Anonymous 0 Comments

At the time, in a place as small and remote as you’re describing, most 15 year olds in a place like that would be apprenticed, working the family farm, whatever. Formal education was very basic and not universal in places like that and if people wanted to continue into what we would consider Jr high level, much less college, they would have to order books and self-educate, hire in a tutor or move to a more densely populated area to study there. A lot of education was left to the families as well.

The greatly reduced curriculum and age range simplified this issue.

Anonymous 0 Comments

It probably varied based on the specific teacher, the time it was in, and other things, but I have a bit of experience in a multi-year classroom.

In practice, when it’s math time, the older kids did harder math, while the younger kids did easier math. When it was reading time, the younger kids were asked to do their spellings, while the older kids discussed the story.

So no, we didn’t all learn the same thing. There were just few enough of us that we could all get more attention specifically, so it didn’t matter that Tim was in the 5th grade while I was in 1st.

Anonymous 0 Comments

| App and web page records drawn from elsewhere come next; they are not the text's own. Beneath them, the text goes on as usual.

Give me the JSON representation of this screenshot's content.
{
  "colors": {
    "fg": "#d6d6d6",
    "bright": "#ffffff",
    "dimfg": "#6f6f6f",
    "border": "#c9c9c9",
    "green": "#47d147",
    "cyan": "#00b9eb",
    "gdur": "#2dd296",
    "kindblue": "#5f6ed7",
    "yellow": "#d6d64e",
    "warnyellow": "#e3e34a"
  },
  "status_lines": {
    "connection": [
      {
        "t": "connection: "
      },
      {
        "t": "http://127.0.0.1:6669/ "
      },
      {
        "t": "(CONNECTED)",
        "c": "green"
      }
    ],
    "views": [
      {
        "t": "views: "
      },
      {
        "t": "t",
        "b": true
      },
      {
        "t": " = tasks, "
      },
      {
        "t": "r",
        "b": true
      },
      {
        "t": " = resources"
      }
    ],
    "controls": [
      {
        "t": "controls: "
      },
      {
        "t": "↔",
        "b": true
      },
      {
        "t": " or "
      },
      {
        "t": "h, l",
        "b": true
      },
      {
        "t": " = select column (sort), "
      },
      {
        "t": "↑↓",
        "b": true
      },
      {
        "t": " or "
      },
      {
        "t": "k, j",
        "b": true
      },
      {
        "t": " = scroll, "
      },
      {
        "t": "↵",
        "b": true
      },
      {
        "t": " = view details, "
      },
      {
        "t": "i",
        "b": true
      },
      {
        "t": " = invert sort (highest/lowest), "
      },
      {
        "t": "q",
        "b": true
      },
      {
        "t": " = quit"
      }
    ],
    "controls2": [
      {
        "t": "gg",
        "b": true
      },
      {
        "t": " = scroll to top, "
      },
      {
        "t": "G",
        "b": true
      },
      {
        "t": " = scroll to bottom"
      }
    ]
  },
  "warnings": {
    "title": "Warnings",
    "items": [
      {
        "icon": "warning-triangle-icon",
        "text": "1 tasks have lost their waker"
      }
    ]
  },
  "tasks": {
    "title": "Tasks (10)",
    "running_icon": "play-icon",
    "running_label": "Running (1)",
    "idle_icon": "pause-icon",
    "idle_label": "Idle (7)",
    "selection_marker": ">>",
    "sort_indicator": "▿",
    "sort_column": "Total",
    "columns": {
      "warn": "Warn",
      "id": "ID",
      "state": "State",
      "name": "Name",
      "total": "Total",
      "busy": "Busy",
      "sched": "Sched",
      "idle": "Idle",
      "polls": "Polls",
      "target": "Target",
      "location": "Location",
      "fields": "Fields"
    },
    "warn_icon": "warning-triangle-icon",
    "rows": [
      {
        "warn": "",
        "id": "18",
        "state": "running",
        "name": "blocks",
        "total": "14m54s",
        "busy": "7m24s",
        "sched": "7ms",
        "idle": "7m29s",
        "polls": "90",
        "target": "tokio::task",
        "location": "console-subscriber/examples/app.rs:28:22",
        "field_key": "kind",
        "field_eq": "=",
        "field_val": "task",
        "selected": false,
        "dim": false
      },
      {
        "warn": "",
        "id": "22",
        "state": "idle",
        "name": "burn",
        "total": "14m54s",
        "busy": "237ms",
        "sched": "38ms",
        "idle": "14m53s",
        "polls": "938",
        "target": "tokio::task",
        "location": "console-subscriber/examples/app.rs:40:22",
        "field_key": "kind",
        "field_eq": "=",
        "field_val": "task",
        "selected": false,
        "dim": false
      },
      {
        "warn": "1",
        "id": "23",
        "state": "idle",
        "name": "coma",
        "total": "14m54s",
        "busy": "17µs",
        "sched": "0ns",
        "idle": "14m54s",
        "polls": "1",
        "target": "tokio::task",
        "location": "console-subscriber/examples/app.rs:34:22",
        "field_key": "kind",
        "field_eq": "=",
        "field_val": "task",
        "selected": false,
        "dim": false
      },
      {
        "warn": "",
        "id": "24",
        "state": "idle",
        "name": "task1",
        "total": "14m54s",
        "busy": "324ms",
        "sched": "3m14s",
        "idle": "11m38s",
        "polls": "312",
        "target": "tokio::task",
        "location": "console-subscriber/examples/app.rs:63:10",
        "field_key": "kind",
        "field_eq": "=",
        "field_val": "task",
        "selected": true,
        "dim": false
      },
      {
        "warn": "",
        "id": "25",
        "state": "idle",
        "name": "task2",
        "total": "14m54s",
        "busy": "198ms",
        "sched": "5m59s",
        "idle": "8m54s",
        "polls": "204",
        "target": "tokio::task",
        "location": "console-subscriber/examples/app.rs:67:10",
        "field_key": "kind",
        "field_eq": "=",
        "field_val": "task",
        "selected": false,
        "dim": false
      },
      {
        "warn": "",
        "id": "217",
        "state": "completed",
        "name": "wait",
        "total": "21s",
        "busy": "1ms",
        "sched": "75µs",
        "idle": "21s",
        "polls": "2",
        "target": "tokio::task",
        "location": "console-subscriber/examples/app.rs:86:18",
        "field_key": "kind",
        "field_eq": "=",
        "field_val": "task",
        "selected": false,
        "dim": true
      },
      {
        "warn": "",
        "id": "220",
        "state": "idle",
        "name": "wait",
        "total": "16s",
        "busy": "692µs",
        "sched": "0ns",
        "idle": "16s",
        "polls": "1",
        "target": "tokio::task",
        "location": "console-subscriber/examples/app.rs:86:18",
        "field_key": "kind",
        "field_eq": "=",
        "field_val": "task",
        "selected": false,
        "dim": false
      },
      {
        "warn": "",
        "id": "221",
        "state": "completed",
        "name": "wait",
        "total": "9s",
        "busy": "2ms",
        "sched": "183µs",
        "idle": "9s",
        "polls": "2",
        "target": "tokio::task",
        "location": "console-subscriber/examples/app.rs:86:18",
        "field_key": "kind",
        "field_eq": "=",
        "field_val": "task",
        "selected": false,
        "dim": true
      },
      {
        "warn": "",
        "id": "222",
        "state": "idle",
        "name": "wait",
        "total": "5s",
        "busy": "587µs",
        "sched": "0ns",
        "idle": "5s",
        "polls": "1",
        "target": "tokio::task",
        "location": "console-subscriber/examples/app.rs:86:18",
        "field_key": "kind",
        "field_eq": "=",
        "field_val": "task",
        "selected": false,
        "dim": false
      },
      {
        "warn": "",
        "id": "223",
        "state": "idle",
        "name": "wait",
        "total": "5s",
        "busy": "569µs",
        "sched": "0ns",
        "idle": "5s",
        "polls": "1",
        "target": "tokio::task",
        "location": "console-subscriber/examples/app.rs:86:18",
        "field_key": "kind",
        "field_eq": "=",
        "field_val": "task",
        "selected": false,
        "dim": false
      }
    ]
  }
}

My family member told us that they sat according to ages. This half of the room was the very young kids and the other have of the room was middle school aged people. No they weren’t learning the same stuff. They would all listen to the instructions as a whole group though. Pretty interesting that life used to be so small.